Review by Karl Verhoven
Depending on your opinion of the involved artists, between 85% and 95% of Batman Incorporated is sheer clever, exhilarating, page-turning fun. If you’ve enjoyed it, this hardcover and slipcased version is surely worthwhile.
The starting point is Batman’s return from death in The Return of Bruce Wayne. As he worked his way back to the present day he experienced visions of a future for which he wanted to be prepared, and his solution is to franchise Batman worldwide, selecting the candidates himself. We’re quite the way into the book before these reasons are explicitly explained.

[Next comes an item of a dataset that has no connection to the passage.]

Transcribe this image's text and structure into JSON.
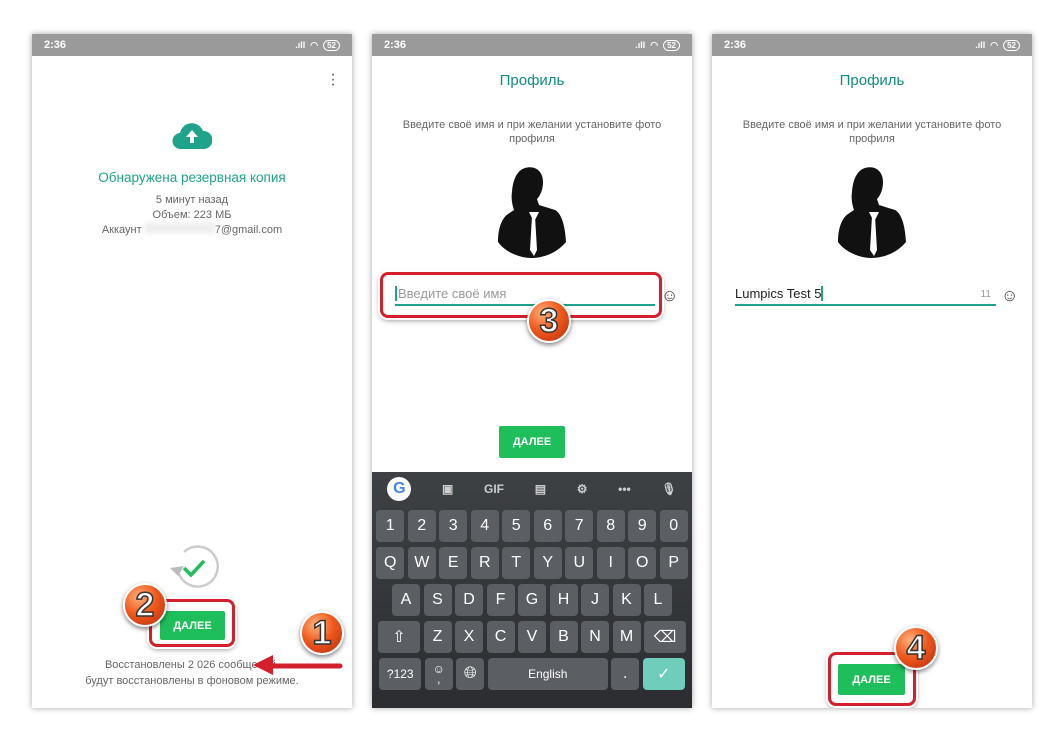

Before then writer Grant Morrison has taken us on a global tour constantly shifting his narrative approach, staring with a mad mash-up of Manga and the 1966 Batman TV show in Japan. “I read somewhere that violent anti-social crime’s almost unheard of in Japan”, spouts ridiculous villain Lord Death Man, “How’s about we take them to school?” This is a representation of the wildly inventive storytelling throughout, in which all interpretations of Batman over the years are considered valid. As the narrative continues Morrison introduces Leviathan, an organisation with tentacles extending through all levels of society, and one intending to start World War III.
Morrison teams Batman with his son, the new Robin, with Nightwing, with Catwoman, with Batwoman, and with the assorted foreign heroes, most prominently the Argentinian El Gaucho, the African Batwing, the Native American Man of Bats, the Australian Dark Ranger, and the Knight and the Hood, both from England. He provides a reprise for some of his previous villains and their technology, and takes us through a mind-bending tour into the psyche of addled scientific genius Dr Netz before revealing the true power behind Leviathan. We have Batman in the future, a virtual Batman and a mad British public school sequence with no Batman at all. It’s great stuff, and we’re only a third of the way through the book.
It’s only in the final chapters that Morrison’s masterplan derails very slightly, with an ordinary finale requiring a couple revelations straight from the magic hat, but the journey has been well worth the ride. Even then, those climactic pages are parsed with a fantastic conversation between Bruce Wayne and Police Commissioner Gordon. It’s a sequence that pulls the drawstring on Morrison’s entire seven year run on Batman.
The art throughout rarely dips below excellent, most of it from Chris Burnham whose progress from a very capable starting point is truly astonishing, and can be tracked on the pages. Yanick Paquette draws some of the earlier chapters, and assorted artists are responsible for the brief spotlights on the assorted overseas heroes. Scott Clark, Frazer Irving, Jorge Lucas and Cameron Stewart also turn in chapters, with only Lucas disappointing, with cramped and seemingly rushed art on a tale written by Burnham.
One notable manner in which this edition differs from the material it gathers, is that almost all the material beyond the earliest issues is now drawn by Burnham. The pressures of a monthly deadline led to other artists drawing between three and six pages per issue towards the end of the run. This was from his layouts, but the effect was jarring. The Absolute edition permits him to draw those pages again himself, and it’s a far more satisfying read. Those on a budget, though, can search out the original editions: Batman Incorporated, Demon Star and Gotham’s Most Wanted.